The captain brought his wife, three daughters-in-law and several grandchildren from Greece to the house in Tharros. His sons, also ship captains, visited when they were able. It was a crowded household and the grandchildren had the strange idea that I was nothing more than a pet. I would be snatched from my spot near Abou’s desk to be cuddled and petted at a moment’s notice. It was enjoyable to a certain extent but it quickly became tiresome.
Abou had read enough in the library and spoken with enough Romans and Greeks in our five years aboard ship to learn of their ways of magic. Although he was known as the captain’s scribe, his reputation as a mage rapidly spread. Neighbors and friends of the captain and his household would ask permission to consult on various personal matters.

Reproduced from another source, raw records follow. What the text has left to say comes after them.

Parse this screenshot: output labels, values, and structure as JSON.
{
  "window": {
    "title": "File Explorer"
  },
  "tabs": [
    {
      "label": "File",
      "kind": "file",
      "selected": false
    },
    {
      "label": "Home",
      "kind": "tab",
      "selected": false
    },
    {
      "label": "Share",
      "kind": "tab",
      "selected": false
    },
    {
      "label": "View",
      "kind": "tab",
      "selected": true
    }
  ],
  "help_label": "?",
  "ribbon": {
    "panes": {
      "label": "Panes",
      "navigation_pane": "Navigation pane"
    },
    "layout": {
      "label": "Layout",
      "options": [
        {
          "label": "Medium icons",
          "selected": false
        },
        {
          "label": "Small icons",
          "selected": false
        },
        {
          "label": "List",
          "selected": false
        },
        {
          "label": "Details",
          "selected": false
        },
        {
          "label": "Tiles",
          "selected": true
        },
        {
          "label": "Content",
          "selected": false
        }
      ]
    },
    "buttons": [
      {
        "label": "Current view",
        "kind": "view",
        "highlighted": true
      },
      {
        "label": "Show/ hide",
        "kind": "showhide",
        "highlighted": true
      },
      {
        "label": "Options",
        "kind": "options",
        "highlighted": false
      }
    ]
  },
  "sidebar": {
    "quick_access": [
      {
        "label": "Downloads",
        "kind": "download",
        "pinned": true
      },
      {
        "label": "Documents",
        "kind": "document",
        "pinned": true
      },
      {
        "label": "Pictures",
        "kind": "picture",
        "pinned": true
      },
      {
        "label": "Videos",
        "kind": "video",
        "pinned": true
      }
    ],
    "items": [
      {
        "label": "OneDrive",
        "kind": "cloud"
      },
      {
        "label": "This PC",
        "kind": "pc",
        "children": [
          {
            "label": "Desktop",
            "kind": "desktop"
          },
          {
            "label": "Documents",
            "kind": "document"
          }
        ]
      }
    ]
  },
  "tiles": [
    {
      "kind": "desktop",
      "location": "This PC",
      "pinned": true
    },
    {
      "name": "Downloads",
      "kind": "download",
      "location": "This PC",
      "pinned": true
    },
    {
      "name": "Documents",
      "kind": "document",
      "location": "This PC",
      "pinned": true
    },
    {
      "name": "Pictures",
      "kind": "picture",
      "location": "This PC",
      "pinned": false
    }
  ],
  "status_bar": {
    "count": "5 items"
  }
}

My human had learned to be flexible in his workings: inscribed lead sheets were given to the captain’s Roman friends, amulets to the Greeks, various incense mixtures to all. After years of working mostly health, fair winds and money spells, he added legal matters, love and even race-fixing to his repertoire. I found the human needs interesting.
Abou added to the captain’s coffers even on dry land so except for the collar denoting him as a slave, Abou had a life almost as comfortable as the captain’s. We had our own room in the house rather than sharing accommodations with the other slaves; Abou ate the same rich food as was prepared for the family; and he was free to decide which requests for magical assistance he would take on and what the captain would receive for his services.
The captain was not a young man when he’d taken Abou aboard ship and nothing was going to halt the ravages of age, inactivity and overindulgence on a human body. Abou tried his best to assist the physician in his efforts to save the captain after a massive heart attack, to no avail. Unfortunately, those efforts were also the downfall of Abou. Not a young man himself and despite my warnings, Abou drew too much energy into his body in an effort to save his master. His heart stopped moments after the captain was declared dead and I found myself in the ether.
To be continued…
[Amy sez: Fudge is a built-in history lesson. I didn’t know the Romans hired Greeks and their ships because the Greeks were much better sailors.]